Diabetes is a worldwide epidemic. In 2014, the number of cases diagnosed reached 422 million — almost four times what it was in 1980, according to the World Health Organization. Because so many women, men, and kids have diabetes, especially Type 2 diabetes, you might think that it’s really not a serious health issue. But it is.
Whether you have Type 1 or Type 2 diabetes, your pancreas either isn’t producing enough insulin to keep your blood sugar under control or your body isn’t able to use the insulin it does produce. Insulin is essential to your health because it’s the substance that gets digestive sugars out of your blood and into your cells to fuel them and give them energy. Without insulin, your cells don’t get the full benefit of the foods you eat.
When you have diabetes, digestive sugars stay in your blood vessels and remain in circulation. Your body isn’t designed to work efficiently with high levels of circulating blood sugar. If you don’t treat your diabetes and manage your blood glucose (sugar) levels, the excess sugar wreaks havoc on your vessels and organs.
High levels of sugar in your blood vessels narrow them and make them hard so that blood can’t flow through them freely. If you have untreated diabetes, you may be increasing your risk for a heart attack or stroke by two or three times.
Your kidneys get a double whammy from diabetes. First, when the blood vessels in the kidneys are damaged, you’re more likely to experience kidney failure. Second, high blood pressure — which can be a consequence of diabetes — negatively affects kidney function.
Damaged kidneys can’t filter out toxins the way they should. You may need regular dialysis treatments to compensate for dysfunctional kidneys.
When your blood vessels are compromised by diabetes, the circulation to your lower extremities may be impaired, too. Diabetes also can affect sensation in your feet so you don’t notice when you have an infection.
Men and women with poorly managed diabetes are 10 times more likely than others to have a toe, foot, or leg amputated than are healthy people.
Diabetic retinopathy affects the small blood vessels in your eyes. You may see spots or dark strings in your vision and could eventually lose your sight. If you have diabetes, you’re also more likely to develop cataracts and glaucoma, which can lead to blindness.

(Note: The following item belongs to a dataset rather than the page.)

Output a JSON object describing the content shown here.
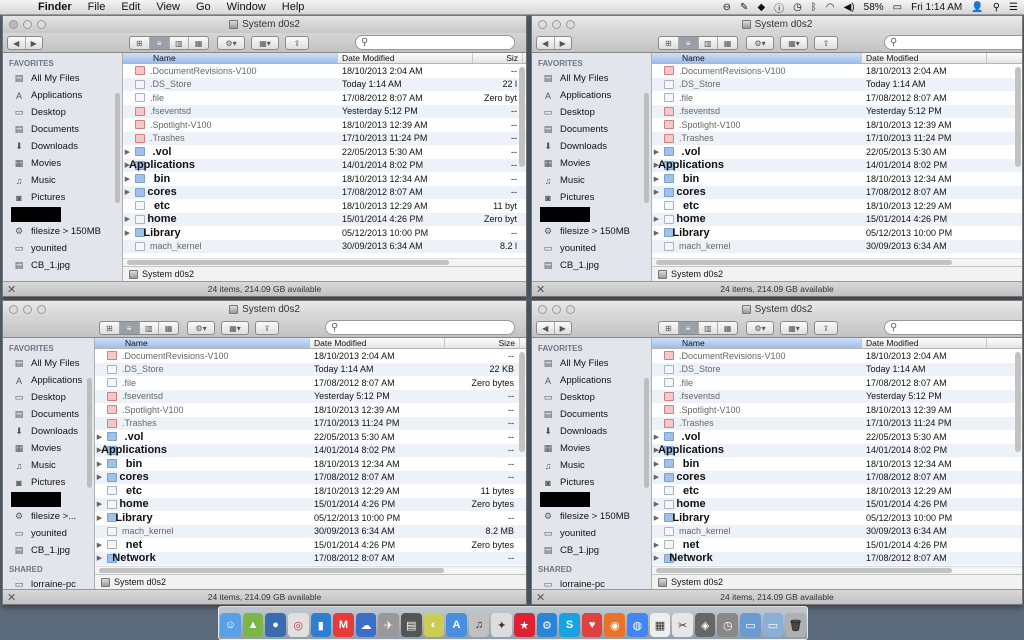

While you may resist the idea of treating your diabetes because you don’t want to inject yourself with insulin or change your diet, managing your disease is a lot easier than you think. If you have Type 2 diabetes, lifestyle changes alone may be enough to get your blood glucose levels back to normal.
Even if you have Type I diabetes and must self-administer insulin through injections or an insulin pump, simple adjustments to your diet and activity level can aid your health.
At Pure Medicine of Texas, we know that even so-called “easy” changes can be hard to implement. You’re used to certain comfort foods and a certain routine, so giving things up or switching around your daily schedule may feel threatening. That’s why we’re with you every step of the way, helping you gradually improve your health with a plan that makes sense for your needs and your lifestyle.